GM – FBF – Today, I want to share with you a story that many do not know about or you may have taken for granted. I checked the history books of middle school and high school students of not only the state in question but surrounding states. The closest that I found was in the towns close to the United States border in Mexico in a few states. Enjoy!
Remember – “One day hundreds of years from now this great exploration will still have the bonds of all of the cultures here today and beyond.” – Antonio Mesa
Today in our History – September 4, 1781 – MEXACANS OF AFRICAN DECENT FOUND THE CITY OF LOS ANGLES SEPTEMBR 11, 1781.

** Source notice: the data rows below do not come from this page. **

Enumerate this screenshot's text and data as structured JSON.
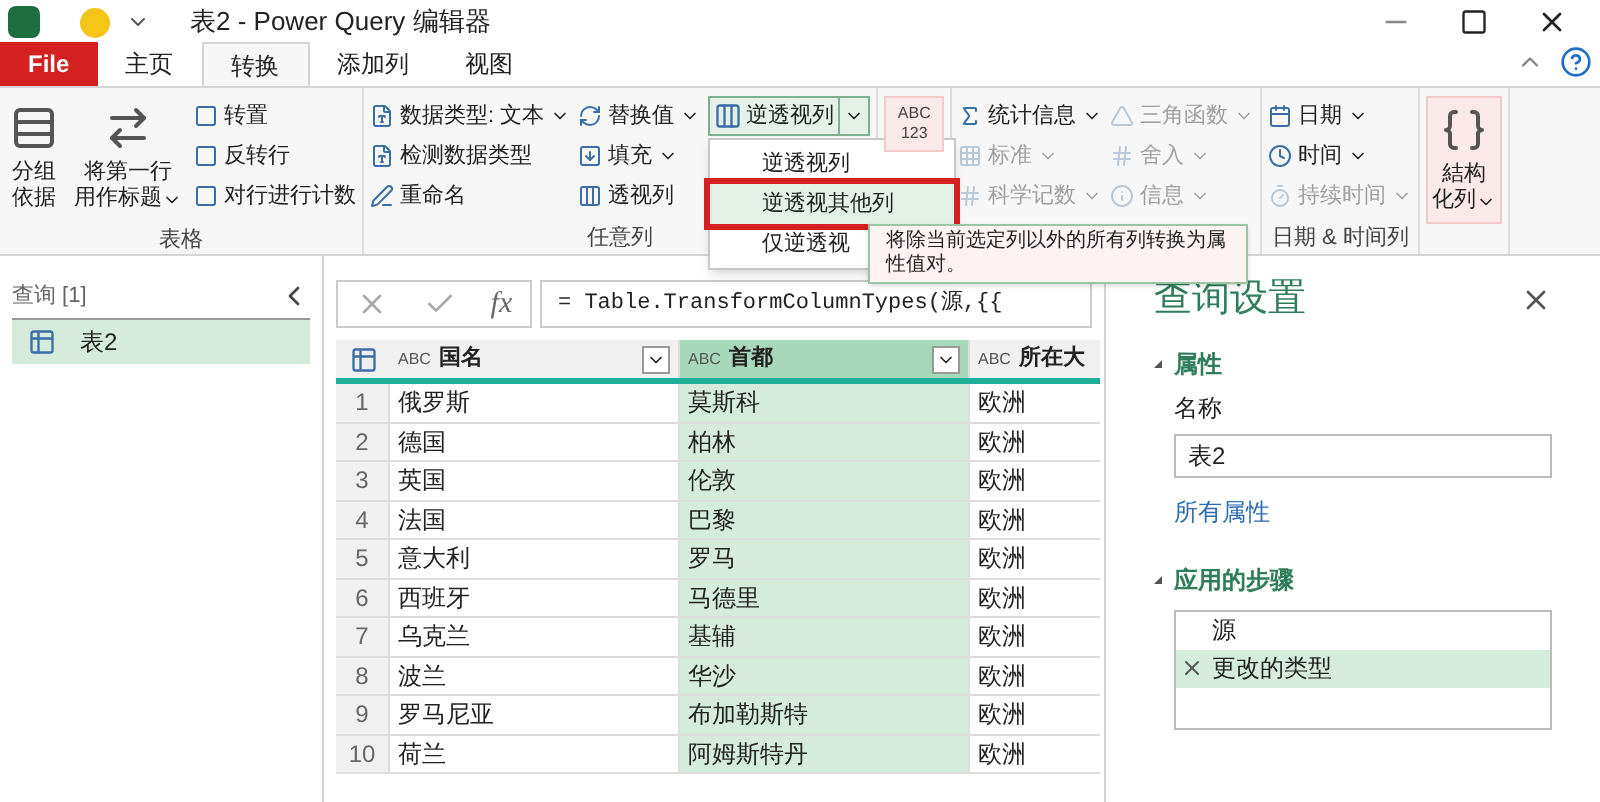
{
  "title_bar": {
    "title": "表2 - Power Query 编辑器"
  },
  "tabs": [
    {
      "label": "File",
      "kind": "file",
      "selected": false
    },
    {
      "label": "主页",
      "kind": "tab",
      "selected": false
    },
    {
      "label": "转换",
      "kind": "tab",
      "selected": true
    },
    {
      "label": "添加列",
      "kind": "tab",
      "selected": false
    },
    {
      "label": "视图",
      "kind": "tab",
      "selected": false
    }
  ],
  "ribbon": {
    "groups": [
      {
        "label": "表格",
        "items": [
          {
            "kind": "large",
            "label": [
              "分组",
              "依据"
            ],
            "dropdown": false
          },
          {
            "kind": "large",
            "label": [
              "将第一行",
              "用作标题"
            ],
            "dropdown": true
          },
          {
            "kind": "stack",
            "items": [
              {
                "label": "转置",
                "dropdown": false,
                "disabled": false
              },
              {
                "label": "反转行",
                "dropdown": false,
                "disabled": false
              },
              {
                "label": "对行进行计数",
                "dropdown": false,
                "disabled": false
              }
            ]
          }
        ]
      },
      {
        "label": "任意列",
        "items": [
          {
            "kind": "stack",
            "items": [
              {
                "label": "数据类型: 文本",
                "dropdown": true,
                "disabled": false
              },
              {
                "label": "检测数据类型",
                "dropdown": false,
                "disabled": false
              },
              {
                "label": "重命名",
                "dropdown": false,
                "disabled": false
              }
            ]
          },
          {
            "kind": "stack",
            "items": [
              {
                "label": "替换值",
                "dropdown": true,
                "disabled": false
              },
              {
                "label": "填充",
                "dropdown": true,
                "disabled": false
              },
              {
                "label": "透视列",
                "dropdown": false,
                "disabled": false
              }
            ]
          },
          {
            "kind": "split",
            "label": "逆透视列",
            "open": true,
            "menu": [
              {
                "label": "逆透视列",
                "selected": false
              },
              {
                "label": "逆透视其他列",
                "selected": true
              },
              {
                "label": "仅逆透视",
                "selected": false
              }
            ]
          }
        ]
      },
      {
        "items": [
          {
            "kind": "format",
            "icon_text": "ABC 123"
          }
        ]
      },
      {
        "items": [
          {
            "kind": "stack",
            "items": [
              {
                "label": "统计信息",
                "dropdown": true,
                "disabled": false
              },
              {
                "label": "标准",
                "dropdown": true,
                "disabled": true
              },
              {
                "label": "科学记数",
                "dropdown": true,
                "disabled": true
              }
            ]
          },
          {
            "kind": "stack",
            "items": [
              {
                "label": "三角函数",
                "dropdown": true,
                "disabled": true
              },
              {
                "label": "舍入",
                "dropdown": true,
                "disabled": true
              },
              {
                "label": "信息",
                "dropdown": true,
                "disabled": true
              }
            ]
          }
        ]
      },
      {
        "label": "日期 & 时间列",
        "items": [
          {
            "kind": "stack",
            "items": [
              {
                "label": "日期",
                "dropdown": true,
                "disabled": false
              },
              {
                "label": "时间",
                "dropdown": true,
                "disabled": false
              },
              {
                "label": "持续时间",
                "dropdown": true,
                "disabled": true
              }
            ]
          }
        ]
      },
      {
        "items": [
          {
            "kind": "large",
            "label": [
              "結构",
              "化列"
            ],
            "dropdown": true,
            "accent": true
          }
        ]
      }
    ]
  },
  "tooltip": "将除当前选定列以外的所有列转换为属性值对。",
  "queries": {
    "header": "查询 [1]",
    "items": [
      {
        "label": "表2",
        "selected": true
      }
    ]
  },
  "formula_bar": {
    "fx_label": "fx",
    "formula": "= Table.TransformColumnTypes(源,{{"
  },
  "table": {
    "columns": [
      {
        "type_label": "ABC",
        "label": "国名",
        "selected": false
      },
      {
        "type_label": "ABC",
        "label": "首都",
        "selected": true
      },
      {
        "type_label": "ABC",
        "label": "所在大",
        "selected": false
      }
    ],
    "rows": [
      {
        "number": "1",
        "cells": [
          "俄罗斯",
          "莫斯科",
          "欧洲"
        ]
      },
      {
        "number": "2",
        "cells": [
          "德国",
          "柏林",
          "欧洲"
        ]
      },
      {
        "number": "3",
        "cells": [
          "英国",
          "伦敦",
          "欧洲"
        ]
      },
      {
        "number": "4",
        "cells": [
          "法国",
          "巴黎",
          "欧洲"
        ]
      },
      {
        "number": "5",
        "cells": [
          "意大利",
          "罗马",
          "欧洲"
        ]
      },
      {
        "number": "6",
        "cells": [
          "西班牙",
          "马德里",
          "欧洲"
        ]
      },
      {
        "number": "7",
        "cells": [
          "乌克兰",
          "基辅",
          "欧洲"
        ]
      },
      {
        "number": "8",
        "cells": [
          "波兰",
          "华沙",
          "欧洲"
        ]
      },
      {
        "number": "9",
        "cells": [
          "罗马尼亚",
          "布加勒斯特",
          "欧洲"
        ]
      },
      {
        "number": "10",
        "cells": [
          "荷兰",
          "阿姆斯特丹",
          "欧洲"
        ]
      }
    ]
  },
  "settings": {
    "title": "查询设置",
    "properties_heading": "属性",
    "name_label": "名称",
    "name_value": "表2",
    "all_properties": "所有属性",
    "steps_heading": "应用的步骤",
    "steps": [
      {
        "label": "源",
        "selected": false
      },
      {
        "label": "更改的类型",
        "selected": true
      }
    ]
  }
}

The Los Angeles Pobladores, or “townspeople,” were a group of 44 settlers and four soldiers from Mexico who established the famed city on this day in 1781 in what is now California. The settlers came from various Spanish castes, with over half of the group being of African descent.

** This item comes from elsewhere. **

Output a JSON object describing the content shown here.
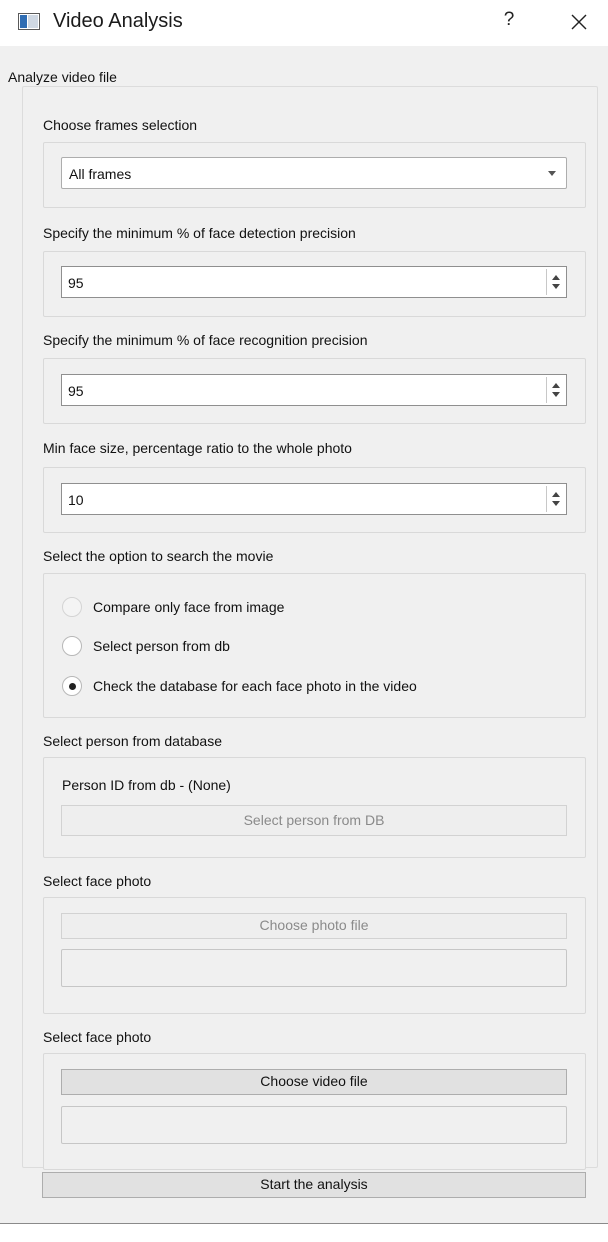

Governor of Las California’s, a
Spanish-owned region, Felipe de Neve called on 11 families to help build the new
city in the region by recruiting them from Sonora and Sinaloa, Mexico.
According to a census record taken at the time, there were two persons of

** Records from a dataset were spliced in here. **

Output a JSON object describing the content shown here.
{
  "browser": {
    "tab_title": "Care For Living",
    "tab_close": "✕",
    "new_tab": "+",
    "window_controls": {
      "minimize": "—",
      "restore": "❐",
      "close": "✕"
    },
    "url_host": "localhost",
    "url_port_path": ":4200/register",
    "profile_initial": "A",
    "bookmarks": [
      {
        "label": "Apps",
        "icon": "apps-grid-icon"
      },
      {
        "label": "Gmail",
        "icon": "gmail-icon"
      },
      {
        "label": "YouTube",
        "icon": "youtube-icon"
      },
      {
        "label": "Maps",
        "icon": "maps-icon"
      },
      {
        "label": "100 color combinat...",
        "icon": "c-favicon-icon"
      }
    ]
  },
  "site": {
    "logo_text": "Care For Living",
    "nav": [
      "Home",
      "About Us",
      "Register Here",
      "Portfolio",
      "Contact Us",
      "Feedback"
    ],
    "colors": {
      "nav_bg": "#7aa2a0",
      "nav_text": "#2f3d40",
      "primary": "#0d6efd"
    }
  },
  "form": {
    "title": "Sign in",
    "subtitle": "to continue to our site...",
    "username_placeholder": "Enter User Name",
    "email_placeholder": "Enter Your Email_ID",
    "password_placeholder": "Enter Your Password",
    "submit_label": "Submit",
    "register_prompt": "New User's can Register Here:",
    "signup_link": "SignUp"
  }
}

African ancestry, eight Spanish and Black persons, and nine American Indians.
There was also one Spanish and Indian person, with the rest being Spaniards.
According to the efforts of historian William M. Mason, the actual racial makeup of the pobladores was perhaps more racially balanced than not. Mason wrote that of the 44, only two were White, while 26 had some manner of African ancestry and that 16 of the group were “mestizos” or mixed Spanish and Indian people.
Black Mexicans Luis Quintero and Antonio Mesa, the only two named on the 1781 census, married mixed women and bore several children between them.
The pobladores founded the city “El Pueblo de Nuestra Señora La Reina de los Ángeles sobre el Río Porciúncula” (Spanish for The Town of Our Lady Queen of the Angels on the Porciuncula River) that day, after some priests found the area 10 years prior. Another historian, Dr. Antonio Rios-Bustamante, states that Los Angeles’ original settlers were even more mixed than the census stated, but was that African, Indian and European ancestry was a hallmark.
In Los Angeles, the El Pueblo de Los Angeles State Historic Park honored the pobladores in the 1950s with a plaque, but it was mysteriously removed. In a Los Angeles Times report, it was suggested that the removal of the plaque was racially motivated. However, in 1981 during the city’s bicentennial, the plaque was replaced. Research more about the start of the “City of Angles” and share with your babies. Make it a champion day!